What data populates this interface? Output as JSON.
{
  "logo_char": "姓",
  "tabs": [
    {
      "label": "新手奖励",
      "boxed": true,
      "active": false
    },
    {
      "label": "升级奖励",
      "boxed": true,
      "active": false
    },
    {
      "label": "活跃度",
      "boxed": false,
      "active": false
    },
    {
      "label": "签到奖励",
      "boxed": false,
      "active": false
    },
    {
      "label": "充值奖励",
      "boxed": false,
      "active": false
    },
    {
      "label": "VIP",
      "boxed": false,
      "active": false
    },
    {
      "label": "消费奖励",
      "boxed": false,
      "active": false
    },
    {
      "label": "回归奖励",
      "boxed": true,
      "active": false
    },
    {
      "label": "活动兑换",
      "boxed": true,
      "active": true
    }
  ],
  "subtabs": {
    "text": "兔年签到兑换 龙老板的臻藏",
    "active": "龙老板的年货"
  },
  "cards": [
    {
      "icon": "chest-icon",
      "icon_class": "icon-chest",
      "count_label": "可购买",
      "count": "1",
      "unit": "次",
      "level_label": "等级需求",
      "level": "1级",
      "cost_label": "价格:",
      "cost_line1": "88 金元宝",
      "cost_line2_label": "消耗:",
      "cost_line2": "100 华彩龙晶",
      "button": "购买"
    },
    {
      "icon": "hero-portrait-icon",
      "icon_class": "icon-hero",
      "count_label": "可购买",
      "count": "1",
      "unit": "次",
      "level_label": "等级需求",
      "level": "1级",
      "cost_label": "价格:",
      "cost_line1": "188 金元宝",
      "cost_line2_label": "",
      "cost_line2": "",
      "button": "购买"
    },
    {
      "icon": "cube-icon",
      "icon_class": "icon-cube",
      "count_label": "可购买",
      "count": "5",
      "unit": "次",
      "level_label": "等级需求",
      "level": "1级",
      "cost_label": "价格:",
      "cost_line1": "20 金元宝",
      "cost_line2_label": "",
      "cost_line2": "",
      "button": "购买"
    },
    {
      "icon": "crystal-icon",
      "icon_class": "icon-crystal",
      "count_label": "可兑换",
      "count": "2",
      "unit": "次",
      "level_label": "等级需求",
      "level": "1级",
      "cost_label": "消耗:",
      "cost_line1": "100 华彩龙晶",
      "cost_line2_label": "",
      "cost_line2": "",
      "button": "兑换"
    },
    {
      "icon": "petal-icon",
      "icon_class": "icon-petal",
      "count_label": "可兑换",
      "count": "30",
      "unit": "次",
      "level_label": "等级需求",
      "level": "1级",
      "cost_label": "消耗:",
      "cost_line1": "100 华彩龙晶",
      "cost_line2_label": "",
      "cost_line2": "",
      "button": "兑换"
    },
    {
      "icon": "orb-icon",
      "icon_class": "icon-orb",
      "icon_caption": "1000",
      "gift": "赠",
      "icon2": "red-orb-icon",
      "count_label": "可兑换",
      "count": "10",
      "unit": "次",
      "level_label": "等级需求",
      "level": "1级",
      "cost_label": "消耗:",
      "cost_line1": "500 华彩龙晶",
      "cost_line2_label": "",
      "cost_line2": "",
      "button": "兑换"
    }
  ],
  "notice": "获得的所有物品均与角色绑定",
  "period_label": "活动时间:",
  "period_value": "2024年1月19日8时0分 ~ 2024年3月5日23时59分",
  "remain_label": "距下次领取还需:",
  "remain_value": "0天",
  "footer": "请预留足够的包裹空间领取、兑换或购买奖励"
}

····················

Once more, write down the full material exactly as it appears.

**Answer to this exercise:**
What data populates this interface? Output as JSON.
{
  "logo_char": "姓",
  "tabs": [
    {
      "label": "新手奖励",
      "boxed": true,
      "active": false
    },
    {
      "label": "升级奖励",
      "boxed": true,
      "active": false
    },
    {
      "label": "活跃度",
      "boxed": false,
      "active": false
    },
    {
      "label": "签到奖励",
      "boxed": false,
      "active": false
    },
    {
      "label": "充值奖励",
      "boxed": false,
      "active": false
    },
    {
      "label": "VIP",
      "boxed": false,
      "active": false
    },
    {
      "label": "消费奖励",
      "boxed": false,
      "active": false
    },
    {
      "label": "回归奖励",
      "boxed": true,
      "active": false
    },
    {
      "label": "活动兑换",
      "boxed": true,
      "active": true
    }
  ],
  "subtabs": {
    "text": "兔年签到兑换 龙老板的臻藏",
    "active": "龙老板的年货"
  },
  "cards": [
    {
      "icon": "chest-icon",
      "icon_class": "icon-chest",
      "count_label": "可购买",
      "count": "1",
      "unit": "次",
      "level_label": "等级需求",
      "level": "1级",
      "cost_label": "价格:",
      "cost_line1": "88 金元宝",
      "cost_line2_label": "消耗:",
      "cost_line2": "100 华彩龙晶",
      "button": "购买"
    },
    {
      "icon": "hero-portrait-icon",
      "icon_class": "icon-hero",
      "count_label": "可购买",
      "count": "1",
      "unit": "次",
      "level_label": "等级需求",
      "level": "1级",
      "cost_label": "价格:",
      "cost_line1": "188 金元宝",
      "cost_line2_label": "",
      "cost_line2": "",
      "button": "购买"
    },
    {
      "icon": "cube-icon",
      "icon_class": "icon-cube",
      "count_label": "可购买",
      "count": "5",
      "unit": "次",
      "level_label": "等级需求",
      "level": "1级",
      "cost_label": "价格:",
      "cost_line1": "20 金元宝",
      "cost_line2_label": "",
      "cost_line2": "",
      "button": "购买"
    },
    {
      "icon": "crystal-icon",
      "icon_class": "icon-crystal",
      "count_label": "可兑换",
      "count": "2",
      "unit": "次",
      "level_label": "等级需求",
      "level": "1级",
      "cost_label": "消耗:",
      "cost_line1": "100 华彩龙晶",
      "cost_line2_label": "",
      "cost_line2": "",
      "button": "兑换"
    },
    {
      "icon": "petal-icon",
      "icon_class": "icon-petal",
      "count_label": "可兑换",
      "count": "30",
      "unit": "次",
      "level_label": "等级需求",
      "level": "1级",
      "cost_label": "消耗:",
      "cost_line1": "100 华彩龙晶",
      "cost_line2_label": "",
      "cost_line2": "",
      "button": "兑换"
    },
    {
      "icon": "orb-icon",
      "icon_class": "icon-orb",
      "icon_caption": "1000",
      "gift": "赠",
      "icon2": "red-orb-icon",
      "count_label": "可兑换",
      "count": "10",
      "unit": "次",
      "level_label": "等级需求",
      "level": "1级",
      "cost_label": "消耗:",
      "cost_line1": "500 华彩龙晶",
      "cost_line2_label": "",
      "cost_line2": "",
      "button": "兑换"
    }
  ],
  "notice": "获得的所有物品均与角色绑定",
  "period_label": "活动时间:",
  "period_value": "2024年1月19日8时0分 ~ 2024年3月5日23时59分",
  "remain_label": "距下次领取还需:",
  "remain_value": "0天",
  "footer": "请预留足够的包裹空间领取、兑换或购买奖励"
}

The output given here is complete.